• _WORK INSTRUCTION_:
From the entries provided below, copy each line that contains the word "title".

—————

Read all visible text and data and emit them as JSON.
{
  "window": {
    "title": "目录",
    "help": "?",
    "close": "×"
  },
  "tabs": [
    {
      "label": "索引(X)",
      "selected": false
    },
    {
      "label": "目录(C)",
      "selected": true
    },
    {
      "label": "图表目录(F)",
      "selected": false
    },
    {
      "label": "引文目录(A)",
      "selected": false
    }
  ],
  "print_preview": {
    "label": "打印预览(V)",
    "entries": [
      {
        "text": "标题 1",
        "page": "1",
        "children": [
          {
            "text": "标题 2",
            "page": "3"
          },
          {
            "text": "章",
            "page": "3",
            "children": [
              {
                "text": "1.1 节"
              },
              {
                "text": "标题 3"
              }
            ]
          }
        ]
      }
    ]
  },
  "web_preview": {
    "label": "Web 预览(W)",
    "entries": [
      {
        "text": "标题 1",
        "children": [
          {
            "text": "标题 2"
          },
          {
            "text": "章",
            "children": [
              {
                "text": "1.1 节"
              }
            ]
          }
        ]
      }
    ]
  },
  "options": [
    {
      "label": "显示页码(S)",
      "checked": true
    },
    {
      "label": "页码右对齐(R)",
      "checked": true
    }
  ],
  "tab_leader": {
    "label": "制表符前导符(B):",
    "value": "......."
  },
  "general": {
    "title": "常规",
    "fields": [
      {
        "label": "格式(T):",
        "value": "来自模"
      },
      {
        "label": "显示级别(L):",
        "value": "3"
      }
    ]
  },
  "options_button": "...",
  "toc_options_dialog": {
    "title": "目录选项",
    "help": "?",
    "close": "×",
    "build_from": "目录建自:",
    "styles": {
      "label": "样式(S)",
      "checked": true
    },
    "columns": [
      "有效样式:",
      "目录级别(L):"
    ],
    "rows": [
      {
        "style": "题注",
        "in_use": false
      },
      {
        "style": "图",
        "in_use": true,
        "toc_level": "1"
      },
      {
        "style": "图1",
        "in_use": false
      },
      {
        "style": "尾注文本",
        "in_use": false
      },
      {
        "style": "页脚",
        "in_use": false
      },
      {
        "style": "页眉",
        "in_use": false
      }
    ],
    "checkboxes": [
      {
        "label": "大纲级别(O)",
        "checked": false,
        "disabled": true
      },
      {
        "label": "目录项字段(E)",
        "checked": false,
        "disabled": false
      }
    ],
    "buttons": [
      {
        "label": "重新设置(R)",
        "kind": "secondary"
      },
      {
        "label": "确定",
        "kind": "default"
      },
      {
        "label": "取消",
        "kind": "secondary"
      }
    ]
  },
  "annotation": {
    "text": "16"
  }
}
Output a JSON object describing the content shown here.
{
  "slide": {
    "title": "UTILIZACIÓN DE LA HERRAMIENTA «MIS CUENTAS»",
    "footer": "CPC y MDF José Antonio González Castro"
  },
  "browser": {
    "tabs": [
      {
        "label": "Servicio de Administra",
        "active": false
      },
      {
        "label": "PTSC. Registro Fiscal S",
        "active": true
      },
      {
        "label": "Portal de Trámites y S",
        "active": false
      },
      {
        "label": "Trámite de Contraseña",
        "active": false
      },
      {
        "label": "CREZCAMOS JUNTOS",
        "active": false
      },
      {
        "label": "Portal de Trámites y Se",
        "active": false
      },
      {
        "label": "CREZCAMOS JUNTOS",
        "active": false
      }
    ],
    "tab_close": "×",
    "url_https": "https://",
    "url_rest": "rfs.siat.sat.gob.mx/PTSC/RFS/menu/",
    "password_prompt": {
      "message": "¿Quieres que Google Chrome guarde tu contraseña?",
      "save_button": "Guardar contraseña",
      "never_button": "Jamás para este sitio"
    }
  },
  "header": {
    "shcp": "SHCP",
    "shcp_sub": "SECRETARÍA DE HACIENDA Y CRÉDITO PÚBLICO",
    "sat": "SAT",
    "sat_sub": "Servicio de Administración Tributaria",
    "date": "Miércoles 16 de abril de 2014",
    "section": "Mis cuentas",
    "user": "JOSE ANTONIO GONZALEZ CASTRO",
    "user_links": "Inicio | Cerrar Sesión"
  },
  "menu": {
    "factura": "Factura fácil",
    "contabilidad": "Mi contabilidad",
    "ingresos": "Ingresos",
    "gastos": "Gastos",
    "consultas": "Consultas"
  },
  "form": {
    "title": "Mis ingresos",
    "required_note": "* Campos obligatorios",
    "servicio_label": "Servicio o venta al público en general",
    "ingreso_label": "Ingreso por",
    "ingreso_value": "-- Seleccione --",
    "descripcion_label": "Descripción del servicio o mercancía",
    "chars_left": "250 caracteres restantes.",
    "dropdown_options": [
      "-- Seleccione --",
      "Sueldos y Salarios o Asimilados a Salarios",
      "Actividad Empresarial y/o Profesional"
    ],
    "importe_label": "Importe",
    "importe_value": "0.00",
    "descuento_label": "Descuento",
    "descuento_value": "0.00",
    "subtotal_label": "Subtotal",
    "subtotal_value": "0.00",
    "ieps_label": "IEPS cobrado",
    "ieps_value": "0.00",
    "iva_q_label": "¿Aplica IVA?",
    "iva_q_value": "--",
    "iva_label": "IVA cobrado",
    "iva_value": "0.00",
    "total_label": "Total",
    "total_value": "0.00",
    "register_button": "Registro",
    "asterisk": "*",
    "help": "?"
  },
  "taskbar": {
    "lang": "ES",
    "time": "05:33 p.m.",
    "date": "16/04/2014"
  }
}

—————

• _ANSWER TO THE EXERCISE_:
    "title": "目录",
    "title": "常规",
    "title": "目录选项",
    "title": "UTILIZACIÓN DE LA HERRAMIENTA «MIS CUENTAS»",
    "title": "Mis ingresos",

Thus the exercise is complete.